“They lied to us and said that they would personally deliver the phone back to us the next day but when we called they said they were keeping the phone until the investigation was over,” she said.

Later in the morning, Melendez showed up at Melissa’s house and was immediately confronted by the same two detectives who told her she had to turn over her phone, she said.

Melendez said she wasn’t going to give up her phone without a search warrant and was then again told that the search warrant was on its way.

In the report, the sheriff's office states it is currently unable to release the phones because they were taken with a warrant. Kern County Sheriff Donny Youngblood said after a judge orders the release of the phones, they plan to "share everything with the public, including the videos."

Still, a debate regarding how the phones were taken has been fuming since.
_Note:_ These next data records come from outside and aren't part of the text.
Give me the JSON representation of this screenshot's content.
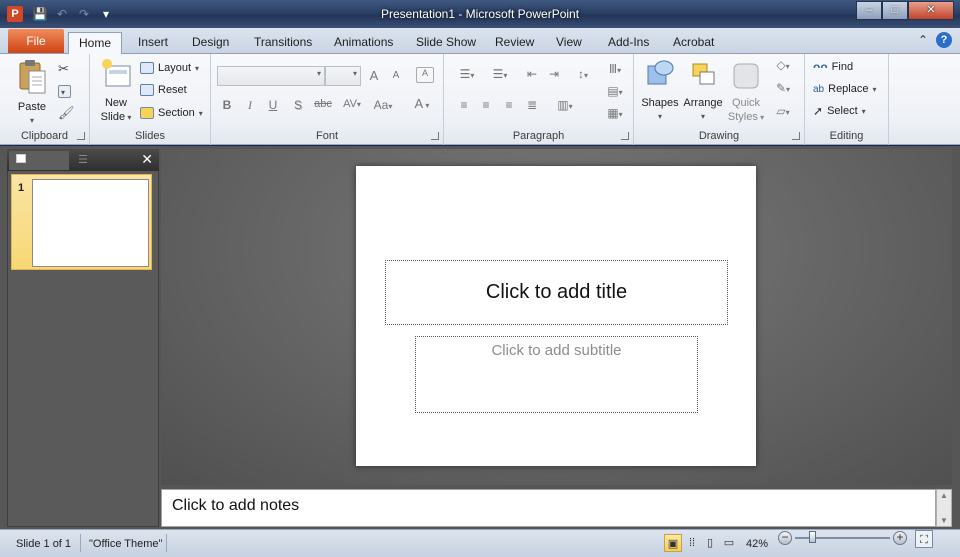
{
  "window": {
    "title": "Presentation1 - Microsoft PowerPoint",
    "app_icon_letter": "P",
    "minimize": "‒",
    "maximize": "□",
    "close": "✕"
  },
  "qat": {
    "save": "💾",
    "undo": "↶",
    "redo": "↷",
    "customize": "▾"
  },
  "tabs": [
    {
      "label": "File"
    },
    {
      "label": "Home"
    },
    {
      "label": "Insert"
    },
    {
      "label": "Design"
    },
    {
      "label": "Transitions"
    },
    {
      "label": "Animations"
    },
    {
      "label": "Slide Show"
    },
    {
      "label": "Review"
    },
    {
      "label": "View"
    },
    {
      "label": "Add-Ins"
    },
    {
      "label": "Acrobat"
    }
  ],
  "tab_right": {
    "collapse": "⌃",
    "help": "?"
  },
  "ribbon": {
    "clipboard": {
      "label": "Clipboard",
      "paste": "Paste"
    },
    "slides": {
      "label": "Slides",
      "new_slide_1": "New",
      "new_slide_2": "Slide",
      "layout": "Layout",
      "reset": "Reset",
      "section": "Section"
    },
    "font": {
      "label": "Font",
      "bold": "B",
      "italic": "I",
      "underline": "U",
      "shadow": "S",
      "strike": "abc",
      "spacing": "AV",
      "case": "Aa",
      "grow": "A",
      "shrink": "A",
      "color": "A"
    },
    "paragraph": {
      "label": "Paragraph"
    },
    "drawing": {
      "label": "Drawing",
      "shapes": "Shapes",
      "arrange": "Arrange",
      "quick_styles_1": "Quick",
      "quick_styles_2": "Styles"
    },
    "editing": {
      "label": "Editing",
      "find": "Find",
      "replace": "Replace",
      "select": "Select"
    }
  },
  "slides_pane": {
    "thumbnail_number": "1",
    "close": "✕"
  },
  "slide": {
    "title_placeholder": "Click to add title",
    "subtitle_placeholder": "Click to add subtitle"
  },
  "notes": {
    "placeholder": "Click to add notes"
  },
  "status": {
    "slide_info": "Slide 1 of 1",
    "theme": "\"Office Theme\"",
    "zoom": "42%",
    "zoom_level_percent": 42
  }
}
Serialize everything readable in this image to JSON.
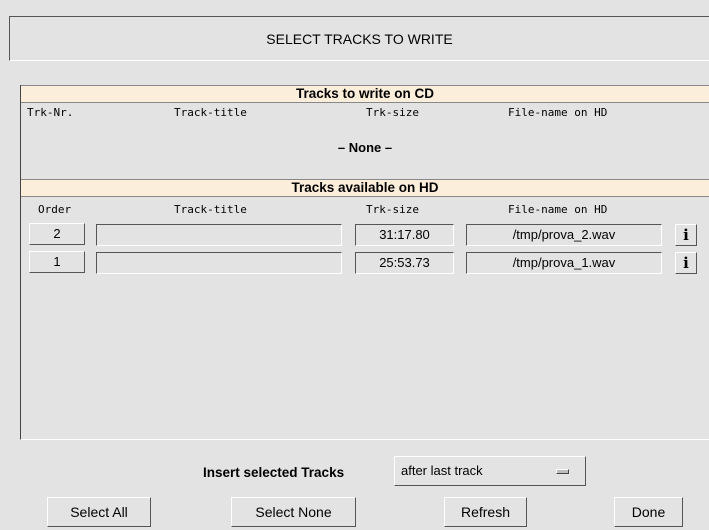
{
  "window": {
    "title": "SELECT TRACKS TO WRITE"
  },
  "write_section": {
    "header": "Tracks to write on CD",
    "columns": [
      "Trk-Nr.",
      "Track-title",
      "Trk-size",
      "File-name on HD"
    ],
    "empty_text": "– None –"
  },
  "available_section": {
    "header": "Tracks available on HD",
    "columns": [
      "Order",
      "Track-title",
      "Trk-size",
      "File-name on HD"
    ],
    "tracks": [
      {
        "order": "2",
        "title": "",
        "size": "31:17.80",
        "file": "/tmp/prova_2.wav",
        "info_icon": "i"
      },
      {
        "order": "1",
        "title": "",
        "size": "25:53.73",
        "file": "/tmp/prova_1.wav",
        "info_icon": "i"
      }
    ]
  },
  "insert": {
    "label": "Insert selected Tracks",
    "selected": "after last track"
  },
  "buttons": {
    "select_all": "Select All",
    "select_none": "Select None",
    "refresh": "Refresh",
    "done": "Done"
  }
}
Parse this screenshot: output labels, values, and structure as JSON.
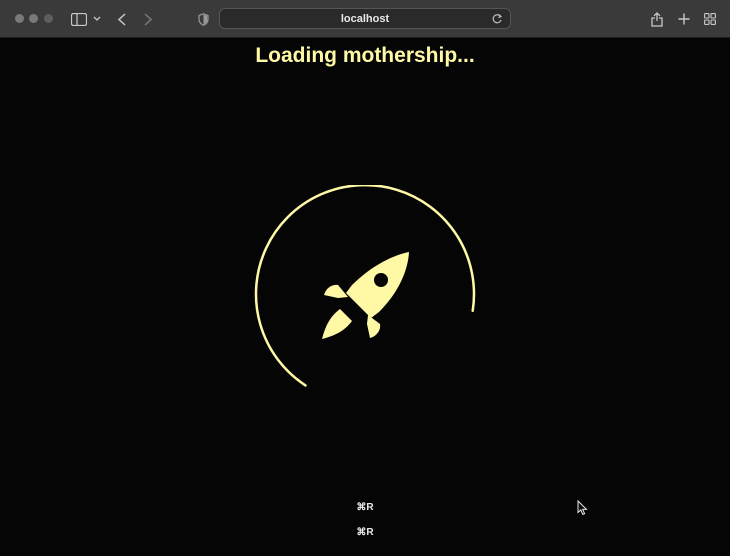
{
  "browser": {
    "url": "localhost"
  },
  "page": {
    "title": "Loading mothership...",
    "shortcut_1": "⌘R",
    "shortcut_2": "⌘R"
  },
  "theme": {
    "accent": "#fff9a6",
    "background": "#050505",
    "toolbar": "#3a3a3a"
  }
}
There is a growing debate about "citizen journalists" that stretches well beyond this incident. TheBlaze has recently reported about knowing one's rights while filming law enforcement performing public duties -- and also how to recover deleted pictures and video that might not be lost forever.

Attorney John Tello is representing the two witnesses whose phones were confiscated and told the Bakersfield Californian in a separate article Saturday that his clients were intimidated into giving up their phones.

"Officers have the right to freeze a scene, to not allow anybody to leave for a reasonable amount of time, until a search warrant arrives," Tello said, noting this can happen when there is fear that evidence could be destroyed. "But this was different. This was not a crime scene. There was no sense that people were going to destroy evidence. These officers literally held them in that house for close to 10 hours against their will."

Yaman Salahi, an attorney with the ACLU-Southern California, spoke to the Californian regarding the potential violations of First and Fourth Amendment rights.

"If police intended to prevent them from publishing the video ... that's an affront to their First Amendment rights," he said.

Other attorneys worry over the amount of probing authorities could do with the cellphones while they're in their possession, among other concerns for civil liberties:

Will investigators examine the witnesses' call history, personal photos, email messages, or postings on social media?

"There's nothing to stop them," [a Bakersfield defense attorney not connected to the case, Arturo] Revelo said. "I'm not saying that it's legal, but there are no safeguards."

Local attorney Daniel Rodriguez said there's nothing in the law preventing the sheriff's department from returning the cellphones once they've downloaded information pertinent to the case.

"I was thinking to myself, 'What could the sheriff's department possibly be hiding from us?'" Rodriguez said Friday.

Here's a video of the Silva's family sitting with attorney David Cohn:

As of Friday Sheriff Youngblood was asking the public for patience as they conducted their investigation into the situation. Family of Silva held a vigil Saturday.

"One of my biggest regrets in his entire life and in this entire situation is not telling him that I love him and this is what this is for, my ability to say I love you David.  I love you more than anything in this life," the victim's father said, according to KERO-TV.

(H/T: Digital Journal via Reddit)



Most recent
All Articles